Course accessibility as well as other external factors prevent students from taking the courses they need. Historically, it was assumed that students were singularly devoted to their studies and most would attend college and transfer without much issue according to Donna McDaniel, vice president of instruction at Texarkana College. Now, students face a variety of unique challenges outside of the institution that are compounded by often difficult to navigate systems inside of it.
Advice from friends and family can mislead students to “ease into” their college career by not taking a full load. In other cases, financial aid requirements may mislead students to believe that 12 credit hours — the course load required for financial aid approval — is adequate.
Additionally, work outside of school can pose challenges for students. “Students who work a full-time job during the school year are half as likely to graduate with a Bachelor’s degree…Every additional hour of work beyond 12 hours a week reduces graduation rates,” says education expert Mark Kantrowitz.
Consequently, institutions need to consider how external factors impact students’ ability to take the courses they need. “Increasingly [advisors are] having to approach students with more open-ended questions, recognizing that there’s a broader array of issues that may be impacting [them]” observed Tina Nazerian, Postdoctoral Research Associate at the Community College Research Center.
Consider how course scheduling practices at your institution directly impact course access
Course schedules are often built without student needs put at the forefront, instead putting faculty preferences and convenience first. In a study done by AACRAO on course scheduling, institutions described their own scheduling practices as “medieval.” Faculty availability was almost unanimously rated by study participants as the most important factor in scheduling, with data from student plans of study coming in last.

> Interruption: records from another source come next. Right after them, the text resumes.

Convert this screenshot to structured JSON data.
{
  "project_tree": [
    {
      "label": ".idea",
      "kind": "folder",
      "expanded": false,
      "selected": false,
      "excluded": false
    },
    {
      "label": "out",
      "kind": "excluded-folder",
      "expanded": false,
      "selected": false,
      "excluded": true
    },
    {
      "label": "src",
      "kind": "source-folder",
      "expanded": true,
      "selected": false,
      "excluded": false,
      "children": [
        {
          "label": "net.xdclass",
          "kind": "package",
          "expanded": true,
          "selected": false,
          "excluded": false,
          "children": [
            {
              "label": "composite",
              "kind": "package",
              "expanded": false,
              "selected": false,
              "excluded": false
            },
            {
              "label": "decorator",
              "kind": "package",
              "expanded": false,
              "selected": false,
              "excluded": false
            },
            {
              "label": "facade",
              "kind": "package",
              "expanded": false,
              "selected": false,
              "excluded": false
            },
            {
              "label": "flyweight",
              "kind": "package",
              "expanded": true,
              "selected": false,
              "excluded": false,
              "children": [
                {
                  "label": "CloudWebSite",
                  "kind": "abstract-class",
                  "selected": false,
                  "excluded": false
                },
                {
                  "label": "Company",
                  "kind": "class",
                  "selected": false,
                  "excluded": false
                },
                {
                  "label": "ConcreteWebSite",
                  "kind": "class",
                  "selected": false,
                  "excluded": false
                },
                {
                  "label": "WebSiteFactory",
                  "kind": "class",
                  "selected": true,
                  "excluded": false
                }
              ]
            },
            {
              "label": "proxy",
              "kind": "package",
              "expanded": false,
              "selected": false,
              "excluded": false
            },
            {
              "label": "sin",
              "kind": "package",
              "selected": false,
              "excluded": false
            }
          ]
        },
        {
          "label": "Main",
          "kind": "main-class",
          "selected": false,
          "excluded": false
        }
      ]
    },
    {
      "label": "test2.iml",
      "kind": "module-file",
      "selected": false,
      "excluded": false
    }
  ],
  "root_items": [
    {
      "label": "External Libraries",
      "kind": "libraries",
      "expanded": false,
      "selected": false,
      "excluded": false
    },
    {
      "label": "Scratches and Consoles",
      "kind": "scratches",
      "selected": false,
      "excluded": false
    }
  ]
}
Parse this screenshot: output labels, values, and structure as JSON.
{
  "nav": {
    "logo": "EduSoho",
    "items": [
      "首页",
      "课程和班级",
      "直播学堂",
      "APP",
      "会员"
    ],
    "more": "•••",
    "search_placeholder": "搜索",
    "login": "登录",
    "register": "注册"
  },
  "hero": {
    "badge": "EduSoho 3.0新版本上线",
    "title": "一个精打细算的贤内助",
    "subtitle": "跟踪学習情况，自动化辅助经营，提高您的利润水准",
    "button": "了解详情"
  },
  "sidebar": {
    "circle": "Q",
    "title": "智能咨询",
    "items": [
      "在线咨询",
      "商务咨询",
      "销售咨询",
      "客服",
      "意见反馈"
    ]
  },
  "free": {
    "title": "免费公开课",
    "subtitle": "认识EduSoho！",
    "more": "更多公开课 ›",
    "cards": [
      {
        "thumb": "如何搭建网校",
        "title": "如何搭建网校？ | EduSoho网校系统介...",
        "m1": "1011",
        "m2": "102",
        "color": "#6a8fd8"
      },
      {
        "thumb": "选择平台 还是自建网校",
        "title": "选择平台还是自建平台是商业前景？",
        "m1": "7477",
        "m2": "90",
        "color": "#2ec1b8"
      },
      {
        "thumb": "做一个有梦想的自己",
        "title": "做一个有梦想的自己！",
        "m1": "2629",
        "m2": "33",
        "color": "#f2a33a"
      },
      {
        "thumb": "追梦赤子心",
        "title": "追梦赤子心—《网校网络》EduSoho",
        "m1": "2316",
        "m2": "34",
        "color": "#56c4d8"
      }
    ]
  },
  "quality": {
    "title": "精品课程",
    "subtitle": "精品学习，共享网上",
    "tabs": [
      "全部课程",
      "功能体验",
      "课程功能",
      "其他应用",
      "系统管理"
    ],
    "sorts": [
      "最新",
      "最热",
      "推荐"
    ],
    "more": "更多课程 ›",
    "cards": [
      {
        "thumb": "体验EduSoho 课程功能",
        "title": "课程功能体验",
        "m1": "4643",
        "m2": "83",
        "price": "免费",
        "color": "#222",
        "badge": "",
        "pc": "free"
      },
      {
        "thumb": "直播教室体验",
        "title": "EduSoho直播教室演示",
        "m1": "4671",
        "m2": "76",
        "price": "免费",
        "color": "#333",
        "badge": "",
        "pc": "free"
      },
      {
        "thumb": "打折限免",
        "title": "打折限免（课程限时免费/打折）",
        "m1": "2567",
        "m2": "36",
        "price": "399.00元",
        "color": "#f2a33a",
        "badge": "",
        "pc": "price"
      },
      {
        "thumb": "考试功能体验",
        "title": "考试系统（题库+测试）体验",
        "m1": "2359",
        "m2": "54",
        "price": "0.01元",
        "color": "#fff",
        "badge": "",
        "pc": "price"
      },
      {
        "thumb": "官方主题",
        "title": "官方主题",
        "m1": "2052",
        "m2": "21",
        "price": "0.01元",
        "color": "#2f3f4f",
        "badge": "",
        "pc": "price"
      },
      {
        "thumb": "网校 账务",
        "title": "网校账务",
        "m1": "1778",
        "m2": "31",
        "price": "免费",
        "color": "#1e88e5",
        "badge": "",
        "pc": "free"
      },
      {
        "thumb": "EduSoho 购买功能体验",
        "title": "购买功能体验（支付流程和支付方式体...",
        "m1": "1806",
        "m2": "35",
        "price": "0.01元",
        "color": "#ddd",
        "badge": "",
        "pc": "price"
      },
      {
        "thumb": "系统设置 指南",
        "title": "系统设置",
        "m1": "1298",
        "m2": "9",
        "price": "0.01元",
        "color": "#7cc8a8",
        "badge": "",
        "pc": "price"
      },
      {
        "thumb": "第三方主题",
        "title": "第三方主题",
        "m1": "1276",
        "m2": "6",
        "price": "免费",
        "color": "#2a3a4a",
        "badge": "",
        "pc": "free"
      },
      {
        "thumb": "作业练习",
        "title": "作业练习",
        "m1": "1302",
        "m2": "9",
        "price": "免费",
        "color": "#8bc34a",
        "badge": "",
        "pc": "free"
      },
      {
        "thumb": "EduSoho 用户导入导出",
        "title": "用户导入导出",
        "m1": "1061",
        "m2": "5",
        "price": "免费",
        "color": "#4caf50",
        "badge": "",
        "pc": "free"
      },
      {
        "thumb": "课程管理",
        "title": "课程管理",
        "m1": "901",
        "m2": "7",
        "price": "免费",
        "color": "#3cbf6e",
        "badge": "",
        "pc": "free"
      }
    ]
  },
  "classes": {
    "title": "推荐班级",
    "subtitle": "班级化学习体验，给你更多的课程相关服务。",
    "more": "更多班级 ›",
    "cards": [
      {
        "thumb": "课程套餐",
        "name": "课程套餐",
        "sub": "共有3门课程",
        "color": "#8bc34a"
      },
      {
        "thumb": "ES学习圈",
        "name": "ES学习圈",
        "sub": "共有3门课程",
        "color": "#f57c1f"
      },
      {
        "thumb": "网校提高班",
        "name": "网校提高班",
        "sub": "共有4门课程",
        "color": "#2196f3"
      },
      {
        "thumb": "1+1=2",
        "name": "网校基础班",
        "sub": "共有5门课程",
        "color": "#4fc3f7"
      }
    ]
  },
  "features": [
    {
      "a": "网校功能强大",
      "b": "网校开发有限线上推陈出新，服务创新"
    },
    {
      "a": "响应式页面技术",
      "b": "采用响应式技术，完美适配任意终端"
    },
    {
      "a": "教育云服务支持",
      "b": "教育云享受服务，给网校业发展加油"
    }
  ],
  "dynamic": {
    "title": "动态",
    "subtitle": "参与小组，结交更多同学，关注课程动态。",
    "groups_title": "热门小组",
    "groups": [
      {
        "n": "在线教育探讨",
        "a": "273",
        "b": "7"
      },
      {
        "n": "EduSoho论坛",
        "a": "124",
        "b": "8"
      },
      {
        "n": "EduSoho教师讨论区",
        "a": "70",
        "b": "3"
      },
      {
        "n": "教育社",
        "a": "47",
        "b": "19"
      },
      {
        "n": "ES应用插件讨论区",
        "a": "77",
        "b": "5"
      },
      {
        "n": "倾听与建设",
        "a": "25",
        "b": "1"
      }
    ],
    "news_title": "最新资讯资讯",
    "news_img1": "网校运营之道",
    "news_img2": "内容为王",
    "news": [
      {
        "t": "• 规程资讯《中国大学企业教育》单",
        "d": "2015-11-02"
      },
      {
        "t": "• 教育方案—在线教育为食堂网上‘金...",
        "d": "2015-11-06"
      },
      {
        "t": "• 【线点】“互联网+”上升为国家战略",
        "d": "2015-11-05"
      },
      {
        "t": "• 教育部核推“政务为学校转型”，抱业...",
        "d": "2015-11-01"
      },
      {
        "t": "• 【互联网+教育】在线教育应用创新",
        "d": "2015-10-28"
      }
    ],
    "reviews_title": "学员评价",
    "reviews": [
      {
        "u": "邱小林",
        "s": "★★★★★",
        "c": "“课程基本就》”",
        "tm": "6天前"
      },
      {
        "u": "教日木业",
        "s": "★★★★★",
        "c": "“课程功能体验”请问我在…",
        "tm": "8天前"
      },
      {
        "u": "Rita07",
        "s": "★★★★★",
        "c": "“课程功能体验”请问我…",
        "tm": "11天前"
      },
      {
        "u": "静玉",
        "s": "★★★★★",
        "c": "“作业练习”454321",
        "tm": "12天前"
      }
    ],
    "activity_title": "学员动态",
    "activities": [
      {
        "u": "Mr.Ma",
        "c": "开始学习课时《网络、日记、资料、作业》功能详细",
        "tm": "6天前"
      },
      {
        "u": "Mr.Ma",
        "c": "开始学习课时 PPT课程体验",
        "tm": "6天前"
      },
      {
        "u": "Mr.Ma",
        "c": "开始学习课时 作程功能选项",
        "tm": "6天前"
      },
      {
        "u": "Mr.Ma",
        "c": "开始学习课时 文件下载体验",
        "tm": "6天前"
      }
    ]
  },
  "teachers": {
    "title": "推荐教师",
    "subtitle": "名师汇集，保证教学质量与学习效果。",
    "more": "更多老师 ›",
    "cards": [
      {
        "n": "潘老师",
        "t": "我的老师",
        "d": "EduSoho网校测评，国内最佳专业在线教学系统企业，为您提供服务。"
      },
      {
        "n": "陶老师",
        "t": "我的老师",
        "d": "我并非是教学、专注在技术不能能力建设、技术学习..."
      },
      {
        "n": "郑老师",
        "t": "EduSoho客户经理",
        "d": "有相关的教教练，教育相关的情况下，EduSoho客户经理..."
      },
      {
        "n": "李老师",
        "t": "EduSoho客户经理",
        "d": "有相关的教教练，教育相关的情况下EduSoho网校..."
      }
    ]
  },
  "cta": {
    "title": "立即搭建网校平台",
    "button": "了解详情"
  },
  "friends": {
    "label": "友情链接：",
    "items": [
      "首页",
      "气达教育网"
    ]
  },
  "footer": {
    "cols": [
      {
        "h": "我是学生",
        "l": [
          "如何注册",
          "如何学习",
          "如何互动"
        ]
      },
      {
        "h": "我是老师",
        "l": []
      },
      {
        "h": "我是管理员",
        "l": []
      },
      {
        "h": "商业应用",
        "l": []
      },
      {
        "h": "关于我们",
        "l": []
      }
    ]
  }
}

However, students should not be forced to choose between required prerequisites offered at the same time, nor should students have to delay their studies due to courses offered at inconvenient times.
“Often students are not able to take the full schedule they might take because of the way we create the schedule,” says Dr. Tristan Denley, the Chief Academic Officer at University System of Georgia.